| What is expected |
All of the data below should be printed again exactly, pictures excluded.

Stored records:
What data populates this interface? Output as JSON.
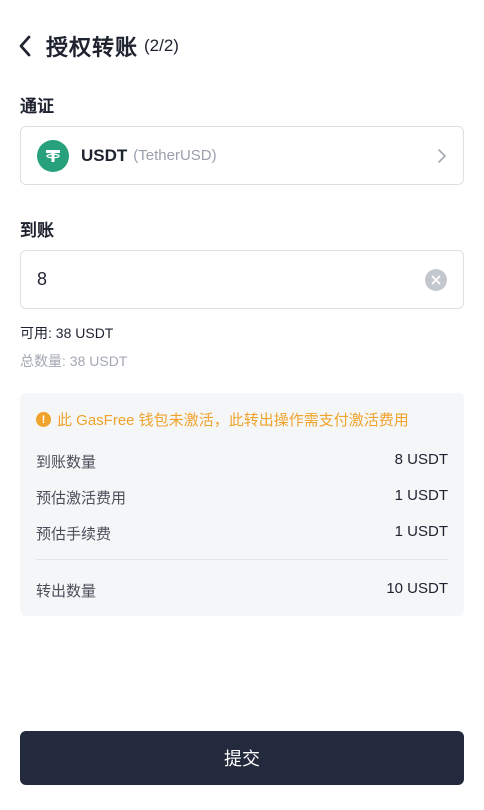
{
  "header": {
    "title": "授权转账",
    "step": "(2/2)"
  },
  "token_section": {
    "label": "通证",
    "symbol": "USDT",
    "name": "(TetherUSD)",
    "icon": "tether-icon"
  },
  "amount_section": {
    "label": "到账",
    "value": "8"
  },
  "balance": {
    "available": "可用: 38 USDT",
    "total": "总数量: 38 USDT"
  },
  "info": {
    "warning": "此 GasFree 钱包未激活，此转出操作需支付激活费用",
    "rows": [
      {
        "key": "到账数量",
        "value": "8 USDT"
      },
      {
        "key": "预估激活费用",
        "value": "1 USDT"
      },
      {
        "key": "预估手续费",
        "value": "1 USDT"
      }
    ],
    "total": {
      "key": "转出数量",
      "value": "10 USDT"
    }
  },
  "submit": {
    "label": "提交"
  },
  "colors": {
    "accent": "#232a3d",
    "warning": "#f0a32b",
    "tether": "#26a17b"
  }
}
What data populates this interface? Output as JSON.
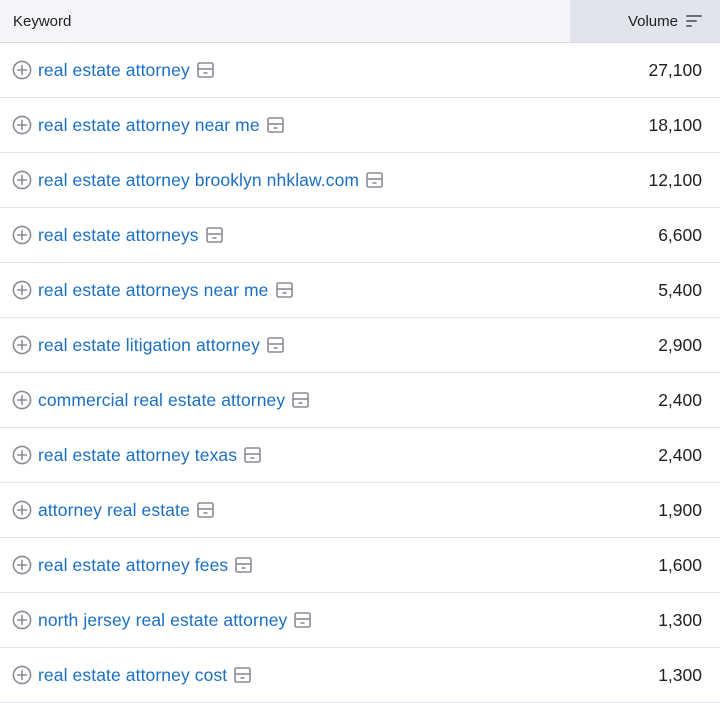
{
  "header": {
    "keyword_label": "Keyword",
    "volume_label": "Volume",
    "sort_icon": "sort-descending-icon"
  },
  "rows": [
    {
      "keyword": "real estate attorney",
      "volume": "27,100"
    },
    {
      "keyword": "real estate attorney near me",
      "volume": "18,100"
    },
    {
      "keyword": "real estate attorney brooklyn nhklaw.com",
      "volume": "12,100"
    },
    {
      "keyword": "real estate attorneys",
      "volume": "6,600"
    },
    {
      "keyword": "real estate attorneys near me",
      "volume": "5,400"
    },
    {
      "keyword": "real estate litigation attorney",
      "volume": "2,900"
    },
    {
      "keyword": "commercial real estate attorney",
      "volume": "2,400"
    },
    {
      "keyword": "real estate attorney texas",
      "volume": "2,400"
    },
    {
      "keyword": "attorney real estate",
      "volume": "1,900"
    },
    {
      "keyword": "real estate attorney fees",
      "volume": "1,600"
    },
    {
      "keyword": "north jersey real estate attorney",
      "volume": "1,300"
    },
    {
      "keyword": "real estate attorney cost",
      "volume": "1,300"
    }
  ],
  "icons": {
    "add": "plus-circle-icon",
    "serp": "serp-features-icon"
  },
  "colors": {
    "link": "#1a6fc4",
    "header_bg": "#f4f5f9",
    "sorted_col_bg": "#e2e4ec",
    "icon_gray": "#8a8c96"
  }
}
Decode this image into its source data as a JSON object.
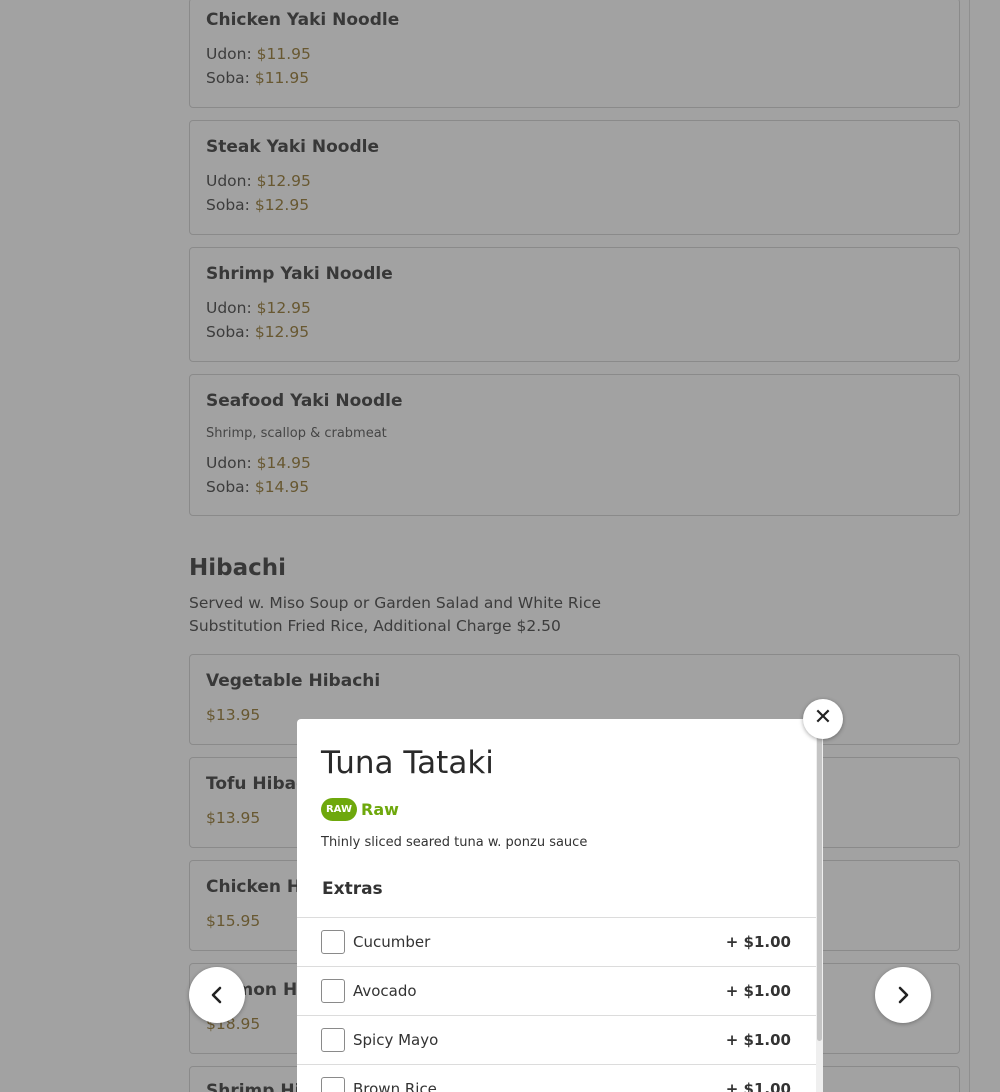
{
  "noodle_items": [
    {
      "name": "Chicken Yaki Noodle",
      "udon_label": "Udon:",
      "udon_price": "$11.95",
      "soba_label": "Soba:",
      "soba_price": "$11.95"
    },
    {
      "name": "Steak Yaki Noodle",
      "udon_label": "Udon:",
      "udon_price": "$12.95",
      "soba_label": "Soba:",
      "soba_price": "$12.95"
    },
    {
      "name": "Shrimp Yaki Noodle",
      "udon_label": "Udon:",
      "udon_price": "$12.95",
      "soba_label": "Soba:",
      "soba_price": "$12.95"
    },
    {
      "name": "Seafood Yaki Noodle",
      "desc": "Shrimp, scallop & crabmeat",
      "udon_label": "Udon:",
      "udon_price": "$14.95",
      "soba_label": "Soba:",
      "soba_price": "$14.95"
    }
  ],
  "hibachi_section": {
    "title": "Hibachi",
    "note_1": "Served w. Miso Soup or Garden Salad and White Rice",
    "note_2": "Substitution Fried Rice, Additional Charge $2.50"
  },
  "hibachi_items": [
    {
      "name": "Vegetable Hibachi",
      "price": "$13.95"
    },
    {
      "name": "Tofu Hibachi",
      "price": "$13.95"
    },
    {
      "name": "Chicken Hibachi",
      "price": "$15.95"
    },
    {
      "name": "Salmon Hibachi",
      "price": "$18.95"
    },
    {
      "name": "Shrimp Hibachi",
      "price": ""
    }
  ],
  "modal": {
    "title": "Tuna Tataki",
    "badge": "RAW",
    "badge_label": "Raw",
    "description": "Thinly sliced seared tuna w. ponzu sauce",
    "extras_title": "Extras",
    "options": [
      {
        "label": "Cucumber",
        "price": "+ $1.00"
      },
      {
        "label": "Avocado",
        "price": "+ $1.00"
      },
      {
        "label": "Spicy Mayo",
        "price": "+ $1.00"
      },
      {
        "label": "Brown Rice",
        "price": "+ $1.00"
      }
    ],
    "close_symbol": "✕"
  },
  "icons": {
    "close": "close-icon",
    "prev": "chevron-left-icon",
    "next": "chevron-right-icon"
  },
  "colors": {
    "price": "#8a6a1c",
    "raw_green": "#6ea80c",
    "overlay": "rgba(70,70,70,0.5)"
  }
}
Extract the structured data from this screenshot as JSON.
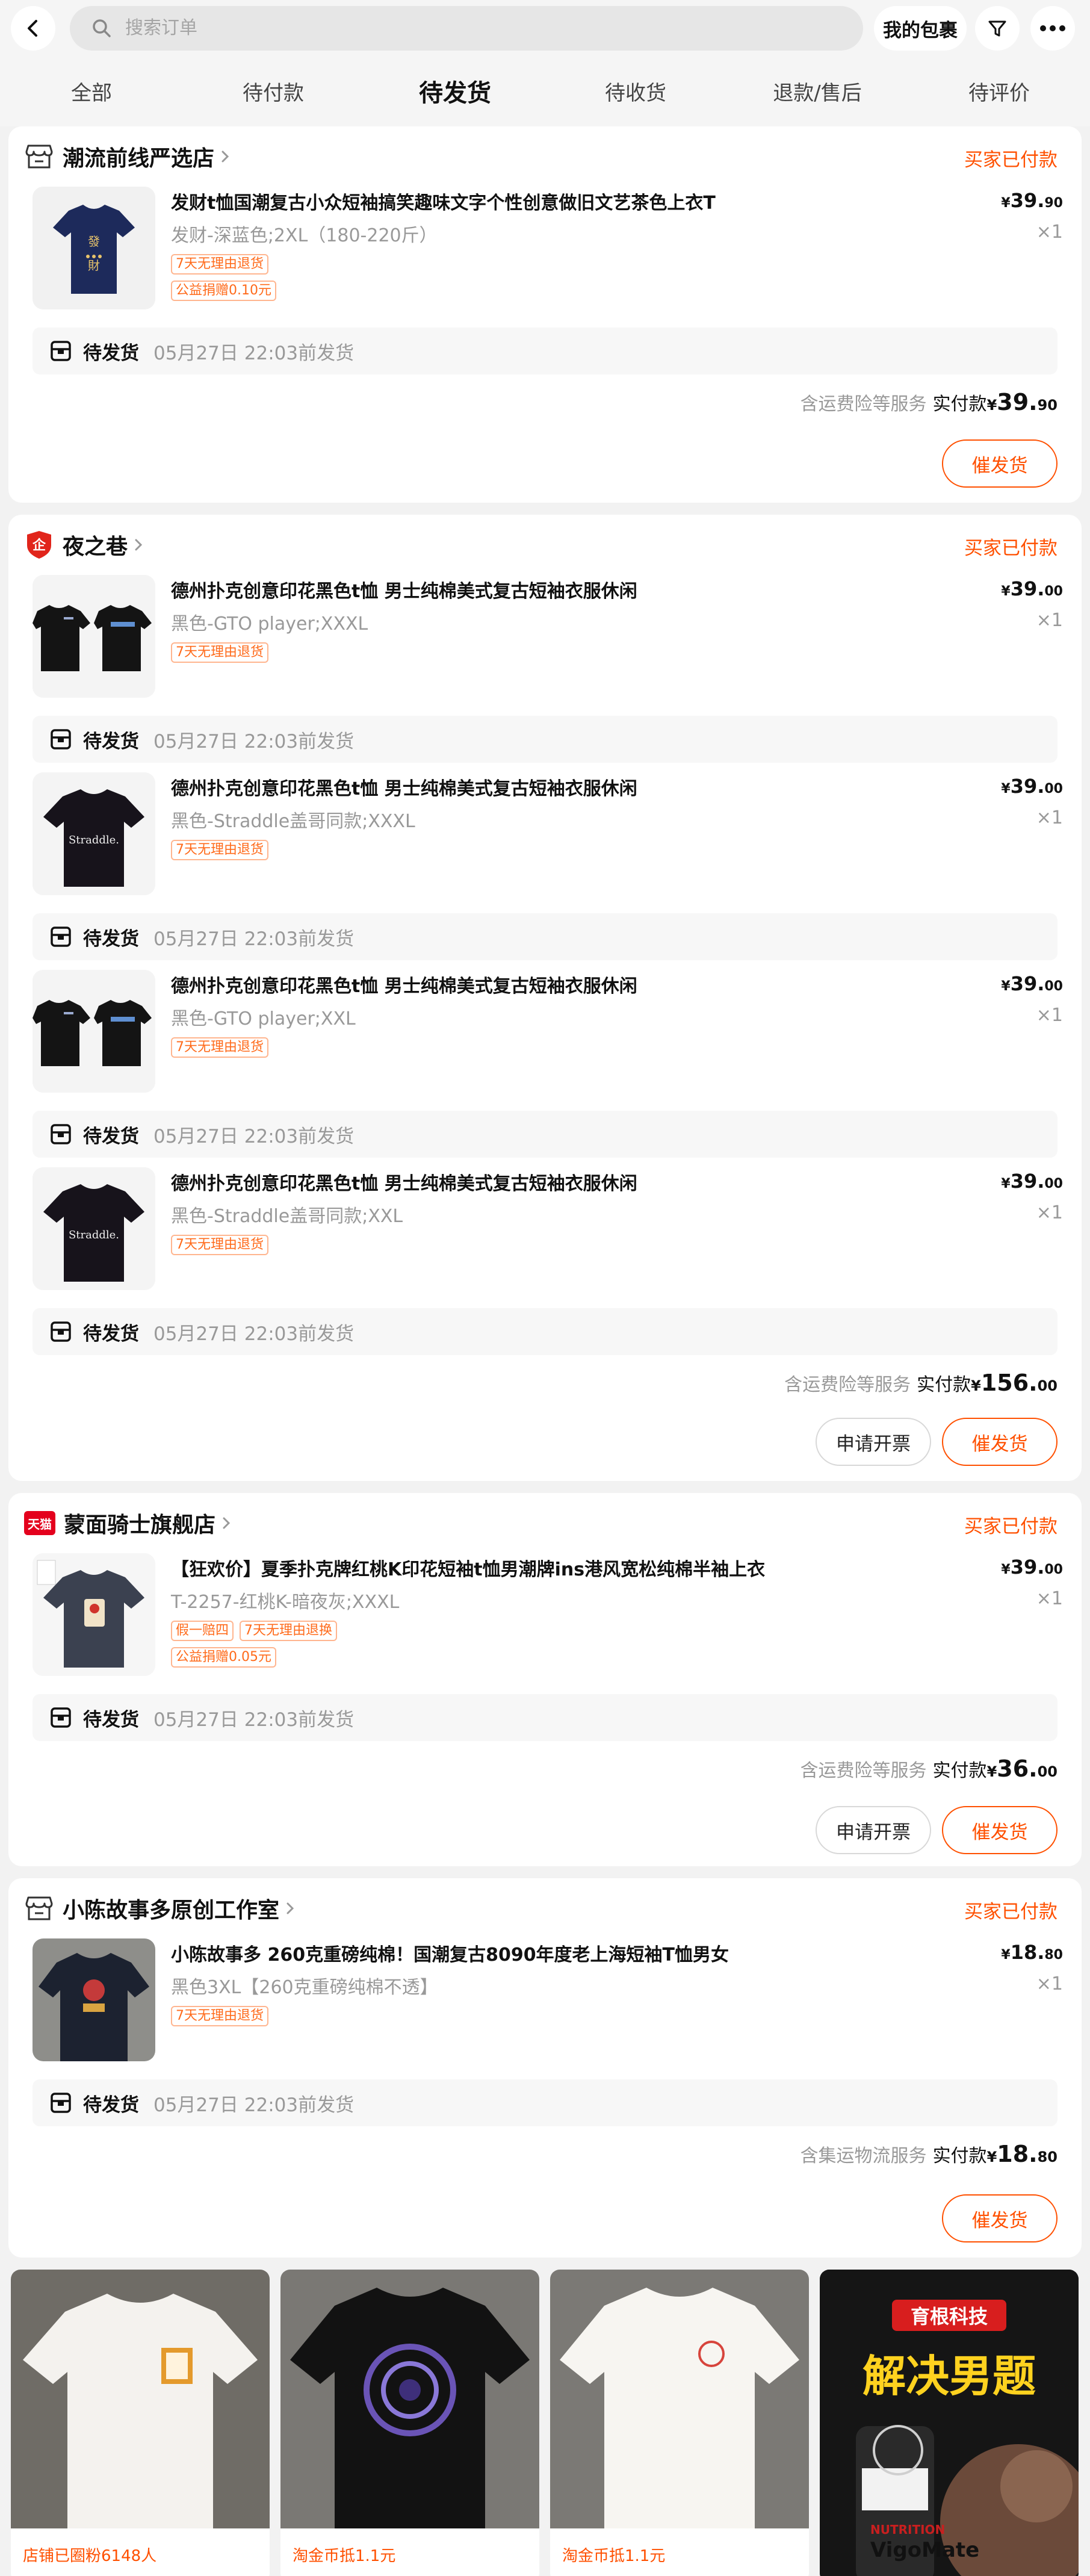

| Task output |
What data populates this interface? Output as JSON.
{
  "header": {
    "title": "授权转账",
    "step": "(2/2)"
  },
  "token_section": {
    "label": "通证",
    "symbol": "USDT",
    "name": "(TetherUSD)",
    "icon": "tether-icon"
  },
  "amount_section": {
    "label": "到账",
    "value": "8"
  },
  "balance": {
    "available": "可用: 38 USDT",
    "total": "总数量: 38 USDT"
  },
  "info": {
    "warning": "此 GasFree 钱包未激活，此转出操作需支付激活费用",
    "rows": [
      {
        "key": "到账数量",
        "value": "8 USDT"
      },
      {
        "key": "预估激活费用",
        "value": "1 USDT"
      },
      {
        "key": "预估手续费",
        "value": "1 USDT"
      }
    ],
    "total": {
      "key": "转出数量",
      "value": "10 USDT"
    }
  },
  "submit": {
    "label": "提交"
  },
  "colors": {
    "accent": "#232a3d",
    "warning": "#f0a32b",
    "tether": "#26a17b"
  }
}
What data populates this interface? Output as JSON.
{
  "header": {
    "keyword_label": "Keyword",
    "volume_label": "Volume",
    "sort_icon": "sort-descending-icon"
  },
  "rows": [
    {
      "keyword": "real estate attorney",
      "volume": "27,100"
    },
    {
      "keyword": "real estate attorney near me",
      "volume": "18,100"
    },
    {
      "keyword": "real estate attorney brooklyn nhklaw.com",
      "volume": "12,100"
    },
    {
      "keyword": "real estate attorneys",
      "volume": "6,600"
    },
    {
      "keyword": "real estate attorneys near me",
      "volume": "5,400"
    },
    {
      "keyword": "real estate litigation attorney",
      "volume": "2,900"
    },
    {
      "keyword": "commercial real estate attorney",
      "volume": "2,400"
    },
    {
      "keyword": "real estate attorney texas",
      "volume": "2,400"
    },
    {
      "keyword": "attorney real estate",
      "volume": "1,900"
    },
    {
      "keyword": "real estate attorney fees",
      "volume": "1,600"
    },
    {
      "keyword": "north jersey real estate attorney",
      "volume": "1,300"
    },
    {
      "keyword": "real estate attorney cost",
      "volume": "1,300"
    }
  ],
  "icons": {
    "add": "plus-circle-icon",
    "serp": "serp-features-icon"
  },
  "colors": {
    "link": "#1a6fc4",
    "header_bg": "#f4f5f9",
    "sorted_col_bg": "#e2e4ec",
    "icon_gray": "#8a8c96"
  }
}
Decode this image into its source data as a JSON object.
{
  "noodle_items": [
    {
      "name": "Chicken Yaki Noodle",
      "udon_label": "Udon:",
      "udon_price": "$11.95",
      "soba_label": "Soba:",
      "soba_price": "$11.95"
    },
    {
      "name": "Steak Yaki Noodle",
      "udon_label": "Udon:",
      "udon_price": "$12.95",
      "soba_label": "Soba:",
      "soba_price": "$12.95"
    },
    {
      "name": "Shrimp Yaki Noodle",
      "udon_label": "Udon:",
      "udon_price": "$12.95",
      "soba_label": "Soba:",
      "soba_price": "$12.95"
    },
    {
      "name": "Seafood Yaki Noodle",
      "desc": "Shrimp, scallop & crabmeat",
      "udon_label": "Udon:",
      "udon_price": "$14.95",
      "soba_label": "Soba:",
      "soba_price": "$14.95"
    }
  ],
  "hibachi_section": {
    "title": "Hibachi",
    "note_1": "Served w. Miso Soup or Garden Salad and White Rice",
    "note_2": "Substitution Fried Rice, Additional Charge $2.50"
  },
  "hibachi_items": [
    {
      "name": "Vegetable Hibachi",
      "price": "$13.95"
    },
    {
      "name": "Tofu Hibachi",
      "price": "$13.95"
    },
    {
      "name": "Chicken Hibachi",
      "price": "$15.95"
    },
    {
      "name": "Salmon Hibachi",
      "price": "$18.95"
    },
    {
      "name": "Shrimp Hibachi",
      "price": ""
    }
  ],
  "modal": {
    "title": "Tuna Tataki",
    "badge": "RAW",
    "badge_label": "Raw",
    "description": "Thinly sliced seared tuna w. ponzu sauce",
    "extras_title": "Extras",
    "options": [
      {
        "label": "Cucumber",
        "price": "+ $1.00"
      },
      {
        "label": "Avocado",
        "price": "+ $1.00"
      },
      {
        "label": "Spicy Mayo",
        "price": "+ $1.00"
      },
      {
        "label": "Brown Rice",
        "price": "+ $1.00"
      }
    ],
    "close_symbol": "✕"
  },
  "icons": {
    "close": "close-icon",
    "prev": "chevron-left-icon",
    "next": "chevron-right-icon"
  },
  "colors": {
    "price": "#8a6a1c",
    "raw_green": "#6ea80c",
    "overlay": "rgba(70,70,70,0.5)"
  }
}
Extract the structured data from this screenshot as JSON.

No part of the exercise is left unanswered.